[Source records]

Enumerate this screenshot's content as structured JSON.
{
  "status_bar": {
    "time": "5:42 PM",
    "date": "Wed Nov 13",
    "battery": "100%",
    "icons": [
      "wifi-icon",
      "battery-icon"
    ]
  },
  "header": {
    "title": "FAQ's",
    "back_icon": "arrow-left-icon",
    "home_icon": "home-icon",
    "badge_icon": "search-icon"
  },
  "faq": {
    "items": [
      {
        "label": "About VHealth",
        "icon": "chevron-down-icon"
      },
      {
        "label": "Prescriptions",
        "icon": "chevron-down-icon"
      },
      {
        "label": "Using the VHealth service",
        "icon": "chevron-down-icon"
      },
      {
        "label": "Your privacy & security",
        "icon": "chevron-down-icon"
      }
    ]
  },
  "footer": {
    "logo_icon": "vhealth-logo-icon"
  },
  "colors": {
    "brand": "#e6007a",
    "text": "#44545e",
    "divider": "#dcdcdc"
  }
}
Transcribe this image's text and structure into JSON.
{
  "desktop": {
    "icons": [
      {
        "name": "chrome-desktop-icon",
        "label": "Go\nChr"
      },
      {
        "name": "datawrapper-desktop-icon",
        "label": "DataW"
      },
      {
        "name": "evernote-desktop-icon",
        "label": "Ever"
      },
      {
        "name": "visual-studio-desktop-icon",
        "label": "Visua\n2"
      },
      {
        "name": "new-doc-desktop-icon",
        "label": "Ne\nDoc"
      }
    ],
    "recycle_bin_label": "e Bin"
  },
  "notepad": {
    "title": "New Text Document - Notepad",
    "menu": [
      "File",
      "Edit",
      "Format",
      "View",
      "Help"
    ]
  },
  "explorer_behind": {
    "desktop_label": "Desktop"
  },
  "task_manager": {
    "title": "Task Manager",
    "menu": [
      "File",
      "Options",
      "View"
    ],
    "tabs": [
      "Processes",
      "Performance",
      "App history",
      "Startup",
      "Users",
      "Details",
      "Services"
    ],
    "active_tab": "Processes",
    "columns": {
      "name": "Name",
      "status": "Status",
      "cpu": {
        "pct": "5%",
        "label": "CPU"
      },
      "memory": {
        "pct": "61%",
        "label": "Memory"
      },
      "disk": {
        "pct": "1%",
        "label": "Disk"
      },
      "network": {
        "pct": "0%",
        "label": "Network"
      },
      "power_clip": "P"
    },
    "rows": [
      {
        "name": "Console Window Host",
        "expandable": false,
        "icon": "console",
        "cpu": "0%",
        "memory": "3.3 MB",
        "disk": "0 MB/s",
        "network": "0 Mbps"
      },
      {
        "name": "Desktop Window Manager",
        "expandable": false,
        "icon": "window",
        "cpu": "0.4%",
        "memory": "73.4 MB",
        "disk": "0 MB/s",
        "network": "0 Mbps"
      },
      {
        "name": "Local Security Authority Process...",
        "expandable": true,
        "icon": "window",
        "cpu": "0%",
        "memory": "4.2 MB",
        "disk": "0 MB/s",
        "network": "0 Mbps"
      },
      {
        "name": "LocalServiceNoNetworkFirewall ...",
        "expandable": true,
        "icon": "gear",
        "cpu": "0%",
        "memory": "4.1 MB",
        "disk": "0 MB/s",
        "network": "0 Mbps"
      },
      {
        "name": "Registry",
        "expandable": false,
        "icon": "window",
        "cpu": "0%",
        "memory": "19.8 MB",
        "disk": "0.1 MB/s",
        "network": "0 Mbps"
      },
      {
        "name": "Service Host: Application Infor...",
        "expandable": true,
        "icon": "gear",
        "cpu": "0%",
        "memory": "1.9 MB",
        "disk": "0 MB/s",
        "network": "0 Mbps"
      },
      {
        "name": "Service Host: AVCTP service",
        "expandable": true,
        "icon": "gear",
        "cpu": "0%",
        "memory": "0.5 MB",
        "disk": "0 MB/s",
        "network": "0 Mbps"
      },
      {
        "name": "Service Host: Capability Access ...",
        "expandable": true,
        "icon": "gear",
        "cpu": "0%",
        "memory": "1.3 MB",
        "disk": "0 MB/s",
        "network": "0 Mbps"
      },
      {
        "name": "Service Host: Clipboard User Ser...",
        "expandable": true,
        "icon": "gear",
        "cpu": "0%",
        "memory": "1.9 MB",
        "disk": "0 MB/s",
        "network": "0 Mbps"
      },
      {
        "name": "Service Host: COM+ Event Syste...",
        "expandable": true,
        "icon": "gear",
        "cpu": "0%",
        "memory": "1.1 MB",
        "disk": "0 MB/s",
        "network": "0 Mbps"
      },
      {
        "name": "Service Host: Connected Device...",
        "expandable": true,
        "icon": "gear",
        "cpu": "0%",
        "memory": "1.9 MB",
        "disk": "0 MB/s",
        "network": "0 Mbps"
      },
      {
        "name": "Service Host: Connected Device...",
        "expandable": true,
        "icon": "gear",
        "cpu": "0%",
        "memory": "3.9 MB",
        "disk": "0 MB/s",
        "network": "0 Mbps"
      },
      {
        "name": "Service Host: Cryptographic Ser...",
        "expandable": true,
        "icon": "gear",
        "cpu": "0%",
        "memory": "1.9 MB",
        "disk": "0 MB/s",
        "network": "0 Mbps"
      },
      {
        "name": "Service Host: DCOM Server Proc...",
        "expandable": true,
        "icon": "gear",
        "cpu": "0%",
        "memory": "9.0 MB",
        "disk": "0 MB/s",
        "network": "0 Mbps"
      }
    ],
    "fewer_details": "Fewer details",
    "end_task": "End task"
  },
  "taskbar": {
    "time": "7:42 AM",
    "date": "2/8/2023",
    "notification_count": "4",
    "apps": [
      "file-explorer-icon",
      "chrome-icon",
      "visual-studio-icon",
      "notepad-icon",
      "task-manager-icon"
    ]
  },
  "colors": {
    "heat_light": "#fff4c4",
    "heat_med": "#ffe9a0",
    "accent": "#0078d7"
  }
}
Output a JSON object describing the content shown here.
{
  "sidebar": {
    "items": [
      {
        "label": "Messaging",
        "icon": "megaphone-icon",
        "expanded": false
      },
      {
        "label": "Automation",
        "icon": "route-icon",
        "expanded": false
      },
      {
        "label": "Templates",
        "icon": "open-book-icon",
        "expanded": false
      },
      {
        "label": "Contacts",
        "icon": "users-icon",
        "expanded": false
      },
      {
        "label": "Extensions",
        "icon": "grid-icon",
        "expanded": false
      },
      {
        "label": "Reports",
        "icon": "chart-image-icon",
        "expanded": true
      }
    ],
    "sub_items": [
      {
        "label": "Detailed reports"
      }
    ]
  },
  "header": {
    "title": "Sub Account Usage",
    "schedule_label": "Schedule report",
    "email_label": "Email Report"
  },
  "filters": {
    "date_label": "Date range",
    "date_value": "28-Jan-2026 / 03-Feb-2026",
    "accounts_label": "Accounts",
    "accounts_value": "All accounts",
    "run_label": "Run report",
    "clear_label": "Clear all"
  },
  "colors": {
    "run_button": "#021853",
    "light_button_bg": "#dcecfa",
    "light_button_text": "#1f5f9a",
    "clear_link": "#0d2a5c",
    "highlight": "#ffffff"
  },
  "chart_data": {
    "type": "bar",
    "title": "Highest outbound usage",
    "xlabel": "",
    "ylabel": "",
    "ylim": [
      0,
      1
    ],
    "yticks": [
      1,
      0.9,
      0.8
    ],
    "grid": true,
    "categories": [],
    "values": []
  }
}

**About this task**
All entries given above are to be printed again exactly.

**Completed exercise**
Enumerate this screenshot's content as structured JSON.
{
  "status_bar": {
    "time": "5:42 PM",
    "date": "Wed Nov 13",
    "battery": "100%",
    "icons": [
      "wifi-icon",
      "battery-icon"
    ]
  },
  "header": {
    "title": "FAQ's",
    "back_icon": "arrow-left-icon",
    "home_icon": "home-icon",
    "badge_icon": "search-icon"
  },
  "faq": {
    "items": [
      {
        "label": "About VHealth",
        "icon": "chevron-down-icon"
      },
      {
        "label": "Prescriptions",
        "icon": "chevron-down-icon"
      },
      {
        "label": "Using the VHealth service",
        "icon": "chevron-down-icon"
      },
      {
        "label": "Your privacy & security",
        "icon": "chevron-down-icon"
      }
    ]
  },
  "footer": {
    "logo_icon": "vhealth-logo-icon"
  },
  "colors": {
    "brand": "#e6007a",
    "text": "#44545e",
    "divider": "#dcdcdc"
  }
}
Transcribe this image's text and structure into JSON.
{
  "desktop": {
    "icons": [
      {
        "name": "chrome-desktop-icon",
        "label": "Go\nChr"
      },
      {
        "name": "datawrapper-desktop-icon",
        "label": "DataW"
      },
      {
        "name": "evernote-desktop-icon",
        "label": "Ever"
      },
      {
        "name": "visual-studio-desktop-icon",
        "label": "Visua\n2"
      },
      {
        "name": "new-doc-desktop-icon",
        "label": "Ne\nDoc"
      }
    ],
    "recycle_bin_label": "e Bin"
  },
  "notepad": {
    "title": "New Text Document - Notepad",
    "menu": [
      "File",
      "Edit",
      "Format",
      "View",
      "Help"
    ]
  },
  "explorer_behind": {
    "desktop_label": "Desktop"
  },
  "task_manager": {
    "title": "Task Manager",
    "menu": [
      "File",
      "Options",
      "View"
    ],
    "tabs": [
      "Processes",
      "Performance",
      "App history",
      "Startup",
      "Users",
      "Details",
      "Services"
    ],
    "active_tab": "Processes",
    "columns": {
      "name": "Name",
      "status": "Status",
      "cpu": {
        "pct": "5%",
        "label": "CPU"
      },
      "memory": {
        "pct": "61%",
        "label": "Memory"
      },
      "disk": {
        "pct": "1%",
        "label": "Disk"
      },
      "network": {
        "pct": "0%",
        "label": "Network"
      },
      "power_clip": "P"
    },
    "rows": [
      {
        "name": "Console Window Host",
        "expandable": false,
        "icon": "console",
        "cpu": "0%",
        "memory": "3.3 MB",
        "disk": "0 MB/s",
        "network": "0 Mbps"
      },
      {
        "name": "Desktop Window Manager",
        "expandable": false,
        "icon": "window",
        "cpu": "0.4%",
        "memory": "73.4 MB",
        "disk": "0 MB/s",
        "network": "0 Mbps"
      },
      {
        "name": "Local Security Authority Process...",
        "expandable": true,
        "icon": "window",
        "cpu": "0%",
        "memory": "4.2 MB",
        "disk": "0 MB/s",
        "network": "0 Mbps"
      },
      {
        "name": "LocalServiceNoNetworkFirewall ...",
        "expandable": true,
        "icon": "gear",
        "cpu": "0%",
        "memory": "4.1 MB",
        "disk": "0 MB/s",
        "network": "0 Mbps"
      },
      {
        "name": "Registry",
        "expandable": false,
        "icon": "window",
        "cpu": "0%",
        "memory": "19.8 MB",
        "disk": "0.1 MB/s",
        "network": "0 Mbps"
      },
      {
        "name": "Service Host: Application Infor...",
        "expandable": true,
        "icon": "gear",
        "cpu": "0%",
        "memory": "1.9 MB",
        "disk": "0 MB/s",
        "network": "0 Mbps"
      },
      {
        "name": "Service Host: AVCTP service",
        "expandable": true,
        "icon": "gear",
        "cpu": "0%",
        "memory": "0.5 MB",
        "disk": "0 MB/s",
        "network": "0 Mbps"
      },
      {
        "name": "Service Host: Capability Access ...",
        "expandable": true,
        "icon": "gear",
        "cpu": "0%",
        "memory": "1.3 MB",
        "disk": "0 MB/s",
        "network": "0 Mbps"
      },
      {
        "name": "Service Host: Clipboard User Ser...",
        "expandable": true,
        "icon": "gear",
        "cpu": "0%",
        "memory": "1.9 MB",
        "disk": "0 MB/s",
        "network": "0 Mbps"
      },
      {
        "name": "Service Host: COM+ Event Syste...",
        "expandable": true,
        "icon": "gear",
        "cpu": "0%",
        "memory": "1.1 MB",
        "disk": "0 MB/s",
        "network": "0 Mbps"
      },
      {
        "name": "Service Host: Connected Device...",
        "expandable": true,
        "icon": "gear",
        "cpu": "0%",
        "memory": "1.9 MB",
        "disk": "0 MB/s",
        "network": "0 Mbps"
      },
      {
        "name": "Service Host: Connected Device...",
        "expandable": true,
        "icon": "gear",
        "cpu": "0%",
        "memory": "3.9 MB",
        "disk": "0 MB/s",
        "network": "0 Mbps"
      },
      {
        "name": "Service Host: Cryptographic Ser...",
        "expandable": true,
        "icon": "gear",
        "cpu": "0%",
        "memory": "1.9 MB",
        "disk": "0 MB/s",
        "network": "0 Mbps"
      },
      {
        "name": "Service Host: DCOM Server Proc...",
        "expandable": true,
        "icon": "gear",
        "cpu": "0%",
        "memory": "9.0 MB",
        "disk": "0 MB/s",
        "network": "0 Mbps"
      }
    ],
    "fewer_details": "Fewer details",
    "end_task": "End task"
  },
  "taskbar": {
    "time": "7:42 AM",
    "date": "2/8/2023",
    "notification_count": "4",
    "apps": [
      "file-explorer-icon",
      "chrome-icon",
      "visual-studio-icon",
      "notepad-icon",
      "task-manager-icon"
    ]
  },
  "colors": {
    "heat_light": "#fff4c4",
    "heat_med": "#ffe9a0",
    "accent": "#0078d7"
  }
}
Output a JSON object describing the content shown here.
{
  "sidebar": {
    "items": [
      {
        "label": "Messaging",
        "icon": "megaphone-icon",
        "expanded": false
      },
      {
        "label": "Automation",
        "icon": "route-icon",
        "expanded": false
      },
      {
        "label": "Templates",
        "icon": "open-book-icon",
        "expanded": false
      },
      {
        "label": "Contacts",
        "icon": "users-icon",
        "expanded": false
      },
      {
        "label": "Extensions",
        "icon": "grid-icon",
        "expanded": false
      },
      {
        "label": "Reports",
        "icon": "chart-image-icon",
        "expanded": true
      }
    ],
    "sub_items": [
      {
        "label": "Detailed reports"
      }
    ]
  },
  "header": {
    "title": "Sub Account Usage",
    "schedule_label": "Schedule report",
    "email_label": "Email Report"
  },
  "filters": {
    "date_label": "Date range",
    "date_value": "28-Jan-2026 / 03-Feb-2026",
    "accounts_label": "Accounts",
    "accounts_value": "All accounts",
    "run_label": "Run report",
    "clear_label": "Clear all"
  },
  "colors": {
    "run_button": "#021853",
    "light_button_bg": "#dcecfa",
    "light_button_text": "#1f5f9a",
    "clear_link": "#0d2a5c",
    "highlight": "#ffffff"
  },
  "chart_data": {
    "type": "bar",
    "title": "Highest outbound usage",
    "xlabel": "",
    "ylabel": "",
    "ylim": [
      0,
      1
    ],
    "yticks": [
      1,
      0.9,
      0.8
    ],
    "grid": true,
    "categories": [],
    "values": []
  }
}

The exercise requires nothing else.